Another marketing professional refers to domestic football. "Take Indian football. India is not even in the top 100 but one always gets the impression that they do manage to achieve something consistently. In comparison hockey, despite considerable success in recent times, continues to have a loser's image," he said.

Play for pride, & little else

At a time when central contracts and regular payment for players are the norm, it is surprising that the national sport pays nothing to its players for representing the country.

Surprised? It’s true. The national team players only get a daily allowance during major tournaments, which is a pittance. Besides this, there is nomonetary benefit for players who sweat it out for hours, in the lone hope of winning an elusive medal. IHF president KPS Gill famously said some time back, “paying match fees to players is akin to paying bribe.” One wonders what the players would like to say on that!

Corruption, unlimited

The petty-mindedness and underhand dealings by people within the federation are also a huge corporate put-off. Iodex and Castrol were team sponsors for some time, but pulled out midway due to lack of transparency.

Some time back, a multinational sports company wanted to promote its products among Indian players.

They even gave away a few kits free. Soon after, a member of the team management — with no fixed duties but more powerful than even the coach — contacted the company and demanded a "cut" for himself and some other officials. The company never returned. Need we say anything else?

Field wide open

Despite all this, however, there is near-unanimity that India is too big to remain a single-sport nation. "Cricket no doubt is huge. But there is space for other sports also. And hockey, given its emotional connect, can become bigger than most other sports.

Managing Director of ESPN, RC Venkateish, said: "The question is not whether hockey can be marketed. The question is, how well can we do the job. Our plans for the PHL are on track and television ratings are steadily climbing." Dasgupta took that thought forward, saying: "Re-starting the Indo-Pak series was a good idea. Sponsors are interested in such events."

Ray of hope

Amid all this gloom, though, there have been some positives. Like the proposed games between Bollywood stars and the cast of Chak De! movie, and one between India and Pakistan, on September 11. It may not have much sporting value but is a great marketing gimmick. The release of Chak De!, it seems, has brought fresh life into a sport that was on the verge of being forgotten.

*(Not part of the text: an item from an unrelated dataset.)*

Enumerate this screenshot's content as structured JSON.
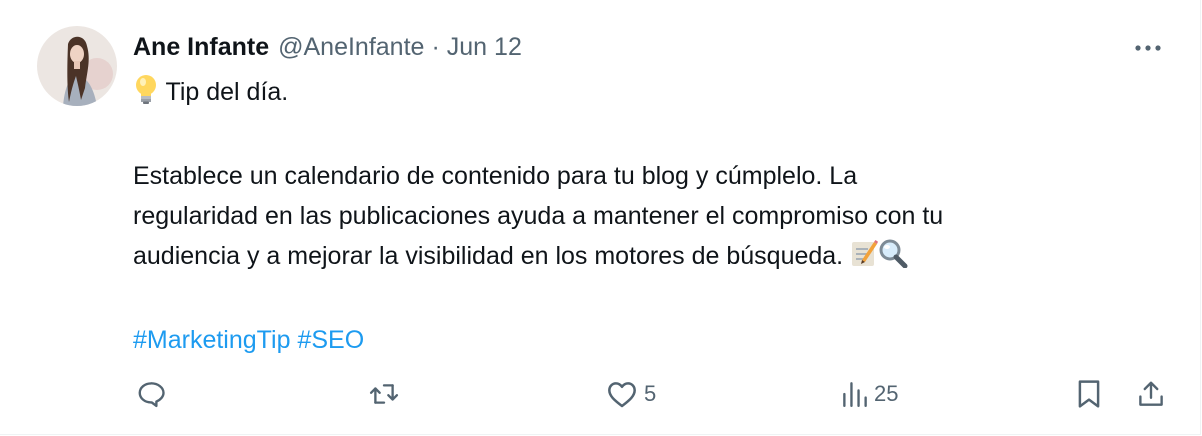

A six-a-side tournament was conducted some time back among elite schools in Delhi and the response was positive from children and their parents. As Kalra put it: "After all, a movie on hockey has become a smash hit in a country that is supposed to be cricket-fanatic. But how many movies on cricket have become successful?